Aiming at complete trade normalisation by the end of this year, the federal cabinet not only approved a negative list of 1,209 banned items, which will allow trade in all other goods with India, but also sanctioned the phasing out of the negative list in the next ten months.
At present, Pakistan maintains a positive list of 1,945 items that are allowed to be traded between the two countries. The switch from a positive to a negative list has long been a hurdle to freeing up trade between the two.
“On recommendations of coalition partners and cabinet members, Prime Minister Syed Yousaf Raza Gilani has approved the negative list,” said Information Minister Firdous Ashiq Awan while briefing the media.
The cabinet also decided in principle to phase out the negative list by December 31, 2012, which will complete the trade normalisation process, the minister said.
Larger than expected
The negative list approved by the cabinet, however, is comparatively larger than the understanding arrived at with India. The commerce ministry, in a policy statement earlier, had vowed to restrict it to 636 items.
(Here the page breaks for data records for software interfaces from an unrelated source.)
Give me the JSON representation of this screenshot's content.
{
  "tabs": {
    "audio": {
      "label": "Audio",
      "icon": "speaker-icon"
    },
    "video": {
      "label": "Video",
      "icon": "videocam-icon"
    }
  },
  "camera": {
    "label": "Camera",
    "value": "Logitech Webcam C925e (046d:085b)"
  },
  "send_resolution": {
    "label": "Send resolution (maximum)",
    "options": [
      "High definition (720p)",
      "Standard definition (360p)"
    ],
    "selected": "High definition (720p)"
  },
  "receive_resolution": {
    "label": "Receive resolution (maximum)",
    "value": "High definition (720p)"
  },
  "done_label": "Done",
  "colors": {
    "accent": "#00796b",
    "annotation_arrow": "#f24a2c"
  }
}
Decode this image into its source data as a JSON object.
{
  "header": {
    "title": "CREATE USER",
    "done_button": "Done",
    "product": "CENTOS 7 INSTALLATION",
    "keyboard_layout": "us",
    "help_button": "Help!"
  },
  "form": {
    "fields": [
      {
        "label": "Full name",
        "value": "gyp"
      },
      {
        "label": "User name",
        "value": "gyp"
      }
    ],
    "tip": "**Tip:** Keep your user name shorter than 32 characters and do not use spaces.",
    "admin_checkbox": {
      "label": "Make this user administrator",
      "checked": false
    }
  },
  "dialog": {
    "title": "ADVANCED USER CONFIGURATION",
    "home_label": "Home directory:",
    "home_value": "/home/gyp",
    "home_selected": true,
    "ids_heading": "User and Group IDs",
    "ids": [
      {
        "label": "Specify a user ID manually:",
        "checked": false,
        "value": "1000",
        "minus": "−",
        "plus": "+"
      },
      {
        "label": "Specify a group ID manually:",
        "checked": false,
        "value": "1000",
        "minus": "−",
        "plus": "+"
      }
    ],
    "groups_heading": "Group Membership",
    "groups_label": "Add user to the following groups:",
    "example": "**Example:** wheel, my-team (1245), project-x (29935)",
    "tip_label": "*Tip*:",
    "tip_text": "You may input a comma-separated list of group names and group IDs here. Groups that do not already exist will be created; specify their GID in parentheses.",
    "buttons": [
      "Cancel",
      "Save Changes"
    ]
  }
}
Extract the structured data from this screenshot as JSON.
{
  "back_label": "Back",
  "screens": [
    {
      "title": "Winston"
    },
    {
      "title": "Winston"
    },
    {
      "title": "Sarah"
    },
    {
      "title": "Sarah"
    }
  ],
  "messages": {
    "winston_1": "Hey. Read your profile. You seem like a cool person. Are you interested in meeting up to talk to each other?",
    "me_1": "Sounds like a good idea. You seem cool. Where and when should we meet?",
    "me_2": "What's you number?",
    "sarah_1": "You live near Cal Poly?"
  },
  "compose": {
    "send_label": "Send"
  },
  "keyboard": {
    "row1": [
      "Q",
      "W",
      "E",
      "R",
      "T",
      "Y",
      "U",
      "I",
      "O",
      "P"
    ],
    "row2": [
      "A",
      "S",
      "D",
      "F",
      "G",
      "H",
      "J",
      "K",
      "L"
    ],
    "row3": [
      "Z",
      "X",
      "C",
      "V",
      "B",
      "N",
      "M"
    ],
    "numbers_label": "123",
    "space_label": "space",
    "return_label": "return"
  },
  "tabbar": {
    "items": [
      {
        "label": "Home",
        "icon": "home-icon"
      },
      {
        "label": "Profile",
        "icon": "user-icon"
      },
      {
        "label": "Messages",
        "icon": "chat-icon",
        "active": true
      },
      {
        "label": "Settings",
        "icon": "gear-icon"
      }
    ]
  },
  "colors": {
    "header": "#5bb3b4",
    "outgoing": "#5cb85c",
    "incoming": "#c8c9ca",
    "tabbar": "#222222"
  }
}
After consultations with the industry, it was proposed to add 573 items into the commerce ministry’s list, said a spokesperson of the ministry of industries.
The ministry’s recommendation to phase out the negative list in 3 to 5 years was not accepted by the cabinet though, he added. The commerce ministry will determine the timeframe for gradual phasing out of the negative list in the next ten months, in consultations with stakeholders, the minister said.
The abolition of the negative list would automatically confer the ‘Most-Favoured Nation’ status to India, but an official from the textiles ministry disagreed, saying the cabinet would have to prepare a fresh summary in this regard.
Under the World Trade Organisation rules, no state can restrict trade with any other state, but Pakistan has added Annexure G in its trade policy that allows trade with India in limited items. India too has banned investment by Pakistani firms.
Indian Commerce Minister Anand Sharma, during his recent visit to Islamabad, had said his country would relax the ban once the process of trade normalisation is completed.
Awan said the Ministries of Industries, Production and Textiles raised concerns over the proposed negative list but the commerce minister assured the cabinet that the government would protect the interests of the local industries through effective implementation of safeguard laws.
In the next 10 months, the local industries would be ready to compete with their Indian counterparts, Awan said.
To a question on the security establishment’s opposition to trade normalisation, Awan said the commerce ministry has consulted all stakeholders, including the military. The process of trade normalisation is not a betrayal to the Kashmir cause, the minister said.
“The prime minister told the cabinet that since trade began between Azad Kashmir and Jammu Kashmir, as many as 14,000 trucks have crossed the Line of Control, involving Rs 14 to 15 billion in trade transactions.”
“If direct stakeholders [in the Kashmir conflict] can trade, then the government has every reason to protect the interests of the rest of Pakistan”, Awan said while quoting the premier.
Published in The Express Tribune, March 1st, 2012.